property
integer
number
variant
Q48. How do you extract the values above the main diagonal from a square matrix named Rmat?
Rmat[upper.tri(Rmat)]
upper.triangular(Rmat)
upper.tri(Rmat)
upper.diag(Rmat)
Q49. x is a vector of type integer, as shown on line 1 below. What is the type of the result returned by the statement > median(x)?
Q58. A data frame contains two factor -fact1 and fact2- and a numerical outcome variable. Which statement returns results that do NOT include an interaction term?
Q59. Review line 1 below.
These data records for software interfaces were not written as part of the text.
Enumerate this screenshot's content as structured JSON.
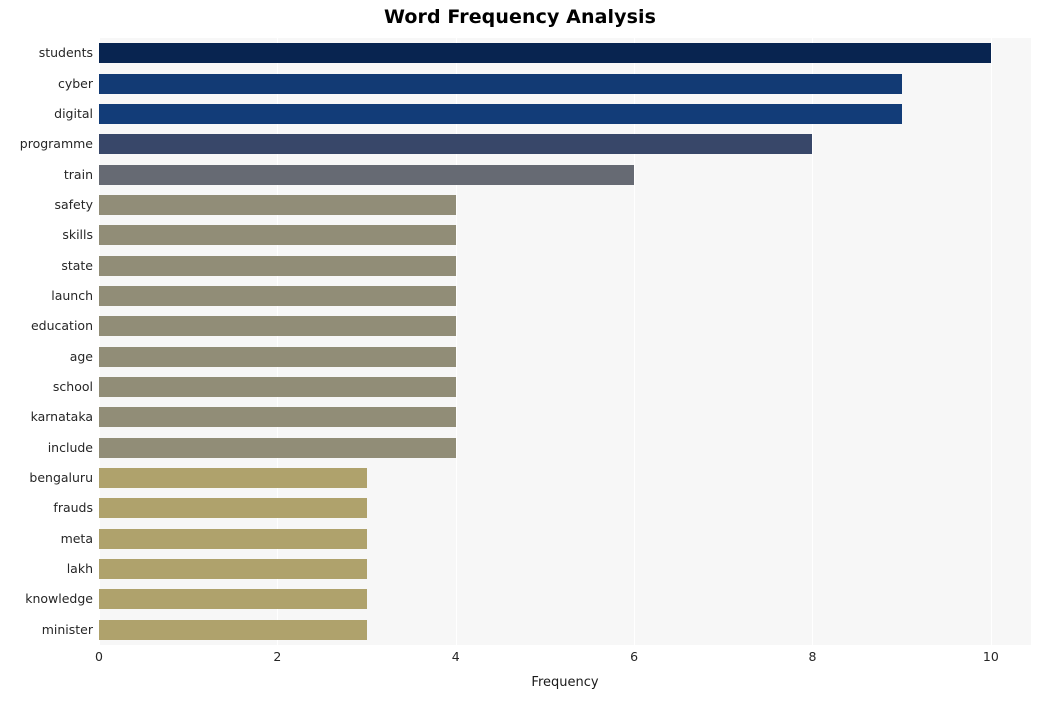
{
  "chart_data": {
    "type": "bar",
    "orientation": "horizontal",
    "title": "Word Frequency Analysis",
    "xlabel": "Frequency",
    "ylabel": "",
    "xlim": [
      0,
      10.45
    ],
    "ylim": [
      0,
      20
    ],
    "grid": true,
    "legend": false,
    "x_ticks": [
      "0",
      "2",
      "4",
      "6",
      "8",
      "10"
    ],
    "x_tick_values": [
      0,
      2,
      4,
      6,
      8,
      10
    ],
    "categories": [
      "students",
      "cyber",
      "digital",
      "programme",
      "train",
      "safety",
      "skills",
      "state",
      "launch",
      "education",
      "age",
      "school",
      "karnataka",
      "include",
      "bengaluru",
      "frauds",
      "meta",
      "lakh",
      "knowledge",
      "minister"
    ],
    "values": [
      10,
      9,
      9,
      8,
      6,
      4,
      4,
      4,
      4,
      4,
      4,
      4,
      4,
      4,
      3,
      3,
      3,
      3,
      3,
      3
    ],
    "bar_colors": [
      "#082450",
      "#123a74",
      "#123c78",
      "#384769",
      "#666a73",
      "#918d78",
      "#918d77",
      "#918d77",
      "#918d77",
      "#918d77",
      "#918d77",
      "#918d77",
      "#918d77",
      "#918d77",
      "#afa26c",
      "#afa26c",
      "#afa26c",
      "#afa26c",
      "#afa26c",
      "#afa26c"
    ],
    "plot_background": "#f7f7f7",
    "gridline_color": "#ffffff",
    "title_color": "#000000",
    "tick_label_color": "#262626"
  }
}
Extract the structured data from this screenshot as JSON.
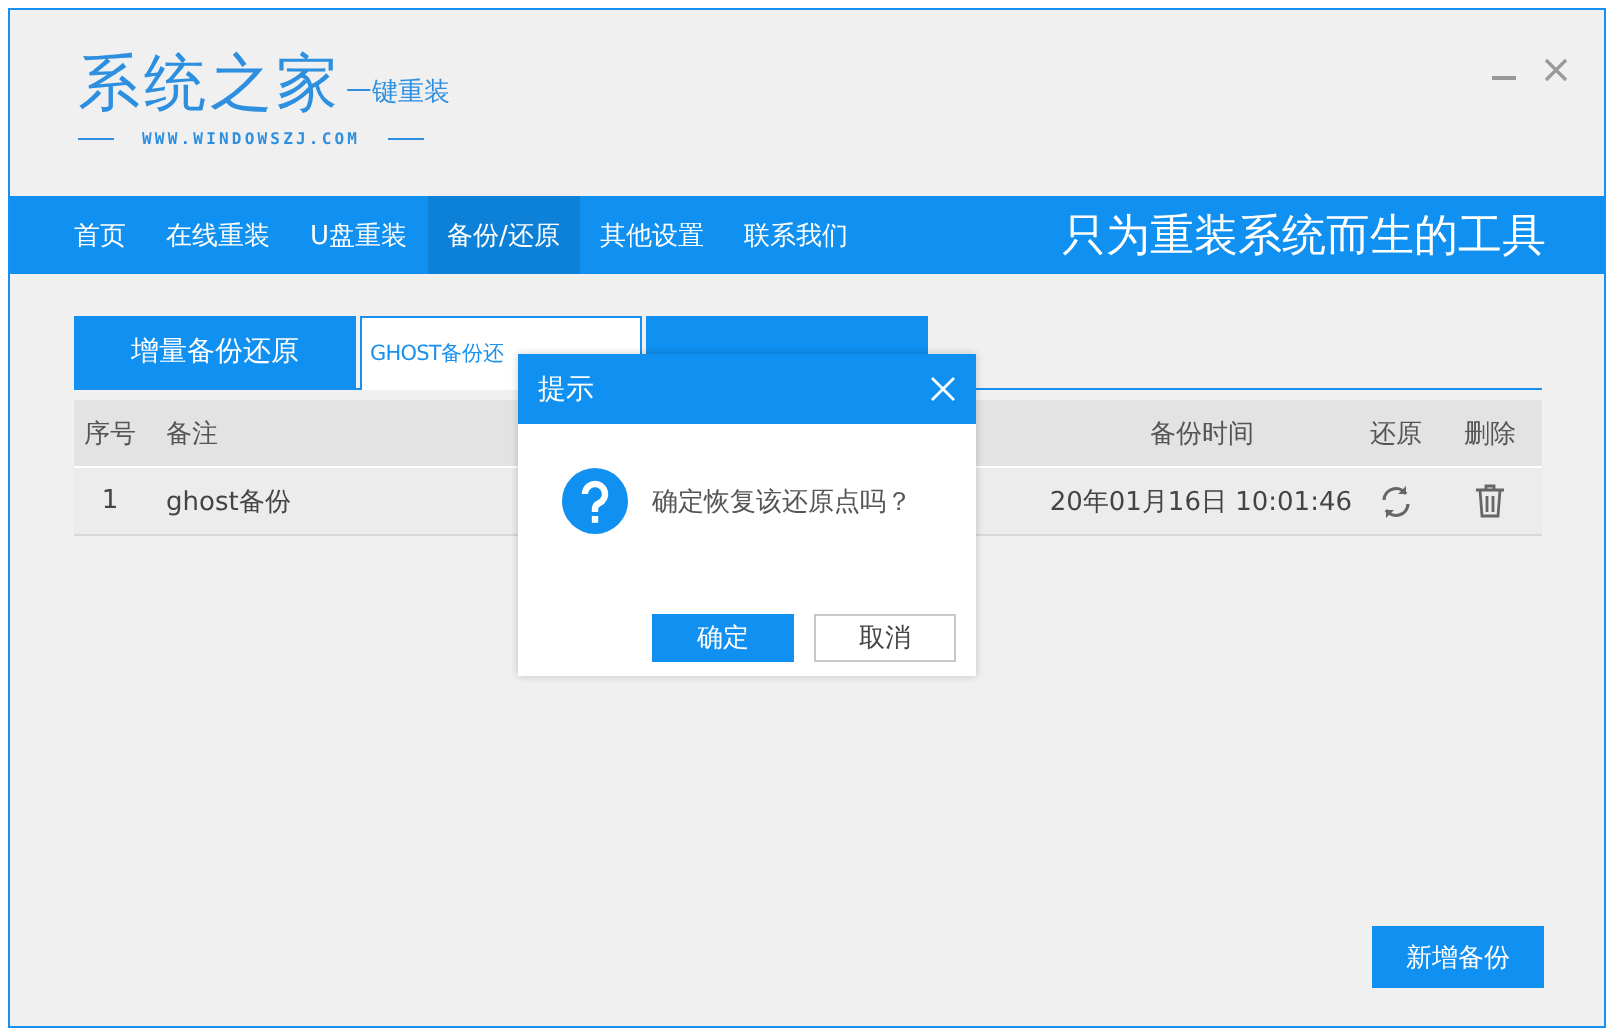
{
  "logo": {
    "title": "系统之家",
    "subtitle": "一键重装",
    "url": "WWW.WINDOWSZJ.COM"
  },
  "nav": {
    "items": [
      {
        "label": "首页",
        "selected": false
      },
      {
        "label": "在线重装",
        "selected": false
      },
      {
        "label": "U盘重装",
        "selected": false
      },
      {
        "label": "备份/还原",
        "selected": true
      },
      {
        "label": "其他设置",
        "selected": false
      },
      {
        "label": "联系我们",
        "selected": false
      }
    ],
    "slogan": "只为重装系统而生的工具"
  },
  "tabs": [
    {
      "label": "增量备份还原",
      "selected": false
    },
    {
      "label": "GHOST备份还",
      "selected": true
    },
    {
      "selected": false
    }
  ],
  "table": {
    "columns": [
      "序号",
      "备注",
      "备份时间",
      "还原",
      "删除"
    ],
    "rows": [
      {
        "index": "1",
        "note": "ghost备份",
        "time": "20年01月16日 10:01:46"
      }
    ]
  },
  "dialog": {
    "title": "提示",
    "message": "确定恢复该还原点吗？",
    "buttons": [
      {
        "label": "确定",
        "kind": "primary"
      },
      {
        "label": "取消",
        "kind": "secondary"
      }
    ]
  },
  "add_button": "新增备份"
}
What does the statement on line 2 return?
1 myvect <- c(-2,-1,0)
2as.logical(myvect)
[1]-2 -1 0
[1]TRUE TRUE FALSE
[1]FALSE FALSE TRUE
[1]NA NA NA
Q60. Which option setting can cause difficulty if you want to add to a variable's possible values after you have designed an object's initial data structure?
()OPTIONS(colnames(x)<-NULL)
()OPTIONS(max.print=5)
()OPTIONS(continue="... ",
()OPTIONS(stringAsFactors=TRUE
Q61. In this image below, the data frame on lines 1 through 4 is named StDf. StDf contains no factors. Why does statement on line 6 return "character" while the statement on line 7 returns "data.frame"?
Each value in the first row is a character value, but the values in the third column include both character and numeric values.
By specifying the final row, 3, and no column specified, StDf[3, ] calls for the complete structure.
Columns in a data frame are vectors generally containing a single type of data. Rows in a data frame are lists, but they belong to a structure that has multiple rows: the data frame.
Each value in the first column is a character value, but the values in the third row include both character and numeric values.
Q62. Review line 1. What does the statement on line 3 return?
mtrx <- matrix(1:6, 3, 2)
mtrx[, -1]
%OPTION%
%OPTION%
%OPTION%
%OPTION% [1] 4 5 6
Q63. Why does sum(!is.na(pizza$week)) return the number of rows with valid, non-NA values in the column named week?
The exclamation point in !is.na(pizza$week) reverses the meaning of the test it precedes.
!is.na(pizza$week) counts the number of NA values in the column.
!is.na(pizza$week) returns a vector of TRUE/FALSE values, in which TRUE is treated as a 0 and FALSE as a 1.
!is.na(pizza$week) counts the number of non-missing values in the column.
Q64. How do you get documentation of an installed and loaded R package named dplyr and packages with dplyr as an alias?
help(dplyr)
? dplyr
?? dplyr
Press the F1 key.
Q65. In the image below, the data frame named iris includes a numeric vector named Petal.Length. Do the functions labeled Pair 1 and Pair 2 return the same information?
No, both the length and the class of the returned structures are different.
Yes, both pairs of statements return an object with the same length and class.
No, the length is the same but the class is different.
No, the class is the same but the length is different.
Q66. The _ for R are the main feature that make it different from the original S language.